Club meeting — Chinese Tea

On August 25, our Club conducted our regular meeting on Zoom, due to tropical storm Ma-On. The Zoom meeting was well attended. Our speaker of the day was Miss Tsai-yueh Chen (陳采⽉⼩姐), who was introduced to us by Rotarian Fei.

Originally from Taiwan, Miss Chen is engaged in cultural arts education, focusing on promotion of tea culture and lifestyle. She lectured in many higher education institutions in Hong Kong and established a non-profit organization, 《茶味⼩集》, using tea as a central theme to offer lifestyle programs, lectures, cultural exchange, and an education platform
for those who want to learn how to appreciate tea. You can find more information about《茶味⼩集》here. Miss Chen began by asking club members a few questions. Do you appreciate tea drinking? Do you demand certain qualities in your tea selections? How often do you encounter tea in your daily lives? Do you invest in teas? By asking simple questions, Miss Chen demonstrated the large scope of tea as a speaking topic. In this talk, Miss Chen focused on the origins of tea in Hong Kong 《香江茶「道」》. The tea trade is driven by the market economy, labor needs and is historically tied to colonialism. Hong Kong’s position as a key tea trading hub can be traced through its history. China appeared on the world stage in 1793. Great Britain and other European nations, desiring silk, tea and porcelain, wanted to trade with Imperial China. Wanting nothing in exchange, the Qianlong Court nevertheless permitted trade of these goods through 13 foreign ‘co-hongs’ 「公⾏」「⼗三⾏」 (or 13 Merchants Guilds ) to be established in the port of Canton. These state-designated merchants are also called compradors or 「買辦」. The tea trade flourished and a trade imbalance heavily in favor of China quickly followed. Tea stalls called 「⼀ 厘館」were established in Guangzhou around the port area and the wet markets to serve manual laborers. These are also referred to as 「⼆厘館」in reference to the price of the set meal including tea that customers can purchase like today’s “fast food”. In the Guangxu period, 「茶居」or small tea houses (like today’s Starbucks) were popular in Guangzhou which served to promote Lingnan culture and lifestyle. The better-run tea houses upgraded to「茶樓」, multi-story restaurants. These large restaurants were popular towards the late Qing/early Republican period. The first Opium War was fought as the trade imbalance reversed to favor Great Britain. In 1842, the Treaty of Nanking ended the war and established four additional trade ports including Fuzhou, Xiamen, Ningpo and
Shanghai. The Treaty also ceded Hong Kong to the British Crown. This was the beginning of the tea trade in Hong Kong.
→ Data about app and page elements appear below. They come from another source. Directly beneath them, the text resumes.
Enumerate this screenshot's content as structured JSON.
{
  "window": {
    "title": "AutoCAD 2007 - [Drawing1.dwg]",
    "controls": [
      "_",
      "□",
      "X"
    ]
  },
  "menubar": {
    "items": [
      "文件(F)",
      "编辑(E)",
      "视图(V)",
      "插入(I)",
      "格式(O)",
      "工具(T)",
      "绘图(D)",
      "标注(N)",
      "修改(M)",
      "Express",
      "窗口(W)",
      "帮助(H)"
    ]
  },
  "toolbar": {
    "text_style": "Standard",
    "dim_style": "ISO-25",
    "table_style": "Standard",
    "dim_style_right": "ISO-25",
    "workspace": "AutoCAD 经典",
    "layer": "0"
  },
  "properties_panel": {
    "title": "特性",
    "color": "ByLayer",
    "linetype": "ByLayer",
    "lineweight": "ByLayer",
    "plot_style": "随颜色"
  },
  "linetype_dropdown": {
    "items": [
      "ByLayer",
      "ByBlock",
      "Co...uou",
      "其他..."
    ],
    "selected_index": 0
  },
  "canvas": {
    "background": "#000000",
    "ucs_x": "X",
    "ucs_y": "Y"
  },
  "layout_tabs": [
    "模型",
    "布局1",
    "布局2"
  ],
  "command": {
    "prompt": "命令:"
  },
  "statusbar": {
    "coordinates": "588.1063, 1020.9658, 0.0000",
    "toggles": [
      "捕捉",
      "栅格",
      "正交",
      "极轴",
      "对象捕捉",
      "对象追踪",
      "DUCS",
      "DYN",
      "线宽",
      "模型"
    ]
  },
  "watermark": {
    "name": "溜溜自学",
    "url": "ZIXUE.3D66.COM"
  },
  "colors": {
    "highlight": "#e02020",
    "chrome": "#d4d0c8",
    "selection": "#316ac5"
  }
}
Britain saw the deep sea port of Hong Kong as critical to free trade in the area. Hong Kong’s population originally relied on fishing, pearl farming and salt production for income, but the coastal area eventually became an important free port involved in trade with the British Empire. After the 1911 Chinese Revolution, Hong Kong became a political refuge for many Chinese exiles. Immigration powered the economic rise of Hong Kong. In this time, Hakka immigrants brought tea farming to Hong Kong. The first teahouse in Hong Kong was established in the end of the 19th century. Tea drinking and Lingnan culture also transferred from Canton to Hong Kong. Miss Chen characterized the 20th century tea trade in Hong Kong as big business or「⼤茶飯」. Despite political instability in China, it was still the largest tea exporter in the world and Hong Kong was positioned as the agent of all the trading activity. The 2nd World War drove even more Chinese exiles to Hong Kong which supported its industries. By 1997, when Hong Kong was due to handover back to China, a wave of immigration impacted the tea trade. Many Hong Kong tea merchants, wanting to move abroad, divested large volumes of tea stock. According to Miss Chen, this was when Taiwan (one of the 4 Asian Tigers at the time) became a major player in the tea trade. A large volume of stock, especially Pu’er, went to Taiwan buyers. In the years that followed, Taiwan promoted tea arts and culture that heavily influence today’s tea drinking culture (especially the Gongfu tea ceremony). Taiwan also developed the vintage tea market which gave rise to today’s tea investment market. In particular
Mr. Deng Shihai 鄧時海 from Taiwan became an important figure in the trade and is considered the King of Pu’er. Miss Chen’s 40-minutes talk was too brief for the topic. To learn more, Miss Chen recommended a book to our club members: Tea War A History of Capitalism in China and India.

Immediate Past President Sam contributed to the reporting above.